# Source material:
=====

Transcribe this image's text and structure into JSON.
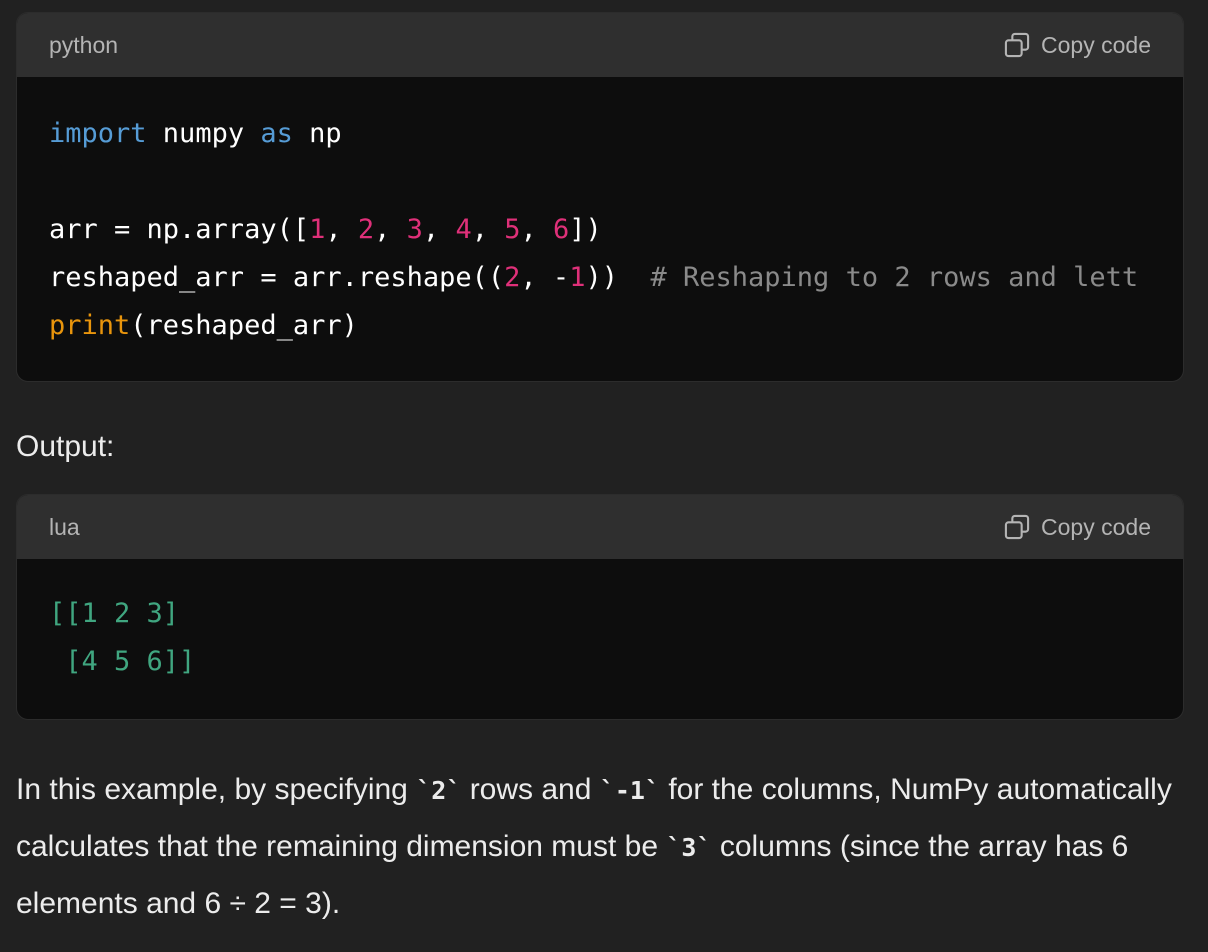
{
  "code_block_1": {
    "language": "python",
    "copy_label": "Copy code",
    "lines": [
      [
        {
          "t": "import",
          "c": "kw"
        },
        {
          "t": " numpy ",
          "c": ""
        },
        {
          "t": "as",
          "c": "kw"
        },
        {
          "t": " np",
          "c": ""
        }
      ],
      [],
      [
        {
          "t": "arr = np.array([",
          "c": ""
        },
        {
          "t": "1",
          "c": "num"
        },
        {
          "t": ", ",
          "c": ""
        },
        {
          "t": "2",
          "c": "num"
        },
        {
          "t": ", ",
          "c": ""
        },
        {
          "t": "3",
          "c": "num"
        },
        {
          "t": ", ",
          "c": ""
        },
        {
          "t": "4",
          "c": "num"
        },
        {
          "t": ", ",
          "c": ""
        },
        {
          "t": "5",
          "c": "num"
        },
        {
          "t": ", ",
          "c": ""
        },
        {
          "t": "6",
          "c": "num"
        },
        {
          "t": "])",
          "c": ""
        }
      ],
      [
        {
          "t": "reshaped_arr = arr.reshape((",
          "c": ""
        },
        {
          "t": "2",
          "c": "num"
        },
        {
          "t": ", -",
          "c": ""
        },
        {
          "t": "1",
          "c": "num"
        },
        {
          "t": "))  ",
          "c": ""
        },
        {
          "t": "# Reshaping to 2 rows and lett",
          "c": "cm"
        }
      ],
      [
        {
          "t": "print",
          "c": "fn"
        },
        {
          "t": "(reshaped_arr)",
          "c": ""
        }
      ]
    ]
  },
  "output_label": "Output:",
  "code_block_2": {
    "language": "lua",
    "copy_label": "Copy code",
    "lines": [
      [
        {
          "t": "[[1 2 3]",
          "c": "out"
        }
      ],
      [
        {
          "t": " [4 5 6]]",
          "c": "out"
        }
      ]
    ]
  },
  "explanation": {
    "part1": "In this example, by specifying ",
    "code1": "`2`",
    "part2": " rows and ",
    "code2": "`-1`",
    "part3": " for the columns, NumPy automatically calculates that the remaining dimension must be ",
    "code3": "`3`",
    "part4": " columns (since the array has 6 elements and 6 ÷ 2 = 3)."
  },
  "icons": {
    "copy": "copy-icon"
  },
  "colors": {
    "background": "#212121",
    "code_background": "#0d0d0d",
    "header_background": "#2f2f2f",
    "keyword": "#569cd6",
    "number": "#df3079",
    "comment": "#8a8a8a",
    "builtin": "#e9950c",
    "output": "#40a680"
  }
}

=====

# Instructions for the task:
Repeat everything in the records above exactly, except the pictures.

# Solution below:
Transcribe this image's text and structure into JSON.
{
  "code_block_1": {
    "language": "python",
    "copy_label": "Copy code",
    "lines": [
      [
        {
          "t": "import",
          "c": "kw"
        },
        {
          "t": " numpy ",
          "c": ""
        },
        {
          "t": "as",
          "c": "kw"
        },
        {
          "t": " np",
          "c": ""
        }
      ],
      [],
      [
        {
          "t": "arr = np.array([",
          "c": ""
        },
        {
          "t": "1",
          "c": "num"
        },
        {
          "t": ", ",
          "c": ""
        },
        {
          "t": "2",
          "c": "num"
        },
        {
          "t": ", ",
          "c": ""
        },
        {
          "t": "3",
          "c": "num"
        },
        {
          "t": ", ",
          "c": ""
        },
        {
          "t": "4",
          "c": "num"
        },
        {
          "t": ", ",
          "c": ""
        },
        {
          "t": "5",
          "c": "num"
        },
        {
          "t": ", ",
          "c": ""
        },
        {
          "t": "6",
          "c": "num"
        },
        {
          "t": "])",
          "c": ""
        }
      ],
      [
        {
          "t": "reshaped_arr = arr.reshape((",
          "c": ""
        },
        {
          "t": "2",
          "c": "num"
        },
        {
          "t": ", -",
          "c": ""
        },
        {
          "t": "1",
          "c": "num"
        },
        {
          "t": "))  ",
          "c": ""
        },
        {
          "t": "# Reshaping to 2 rows and lett",
          "c": "cm"
        }
      ],
      [
        {
          "t": "print",
          "c": "fn"
        },
        {
          "t": "(reshaped_arr)",
          "c": ""
        }
      ]
    ]
  },
  "output_label": "Output:",
  "code_block_2": {
    "language": "lua",
    "copy_label": "Copy code",
    "lines": [
      [
        {
          "t": "[[1 2 3]",
          "c": "out"
        }
      ],
      [
        {
          "t": " [4 5 6]]",
          "c": "out"
        }
      ]
    ]
  },
  "explanation": {
    "part1": "In this example, by specifying ",
    "code1": "`2`",
    "part2": " rows and ",
    "code2": "`-1`",
    "part3": " for the columns, NumPy automatically calculates that the remaining dimension must be ",
    "code3": "`3`",
    "part4": " columns (since the array has 6 elements and 6 ÷ 2 = 3)."
  },
  "icons": {
    "copy": "copy-icon"
  },
  "colors": {
    "background": "#212121",
    "code_background": "#0d0d0d",
    "header_background": "#2f2f2f",
    "keyword": "#569cd6",
    "number": "#df3079",
    "comment": "#8a8a8a",
    "builtin": "#e9950c",
    "output": "#40a680"
  }
}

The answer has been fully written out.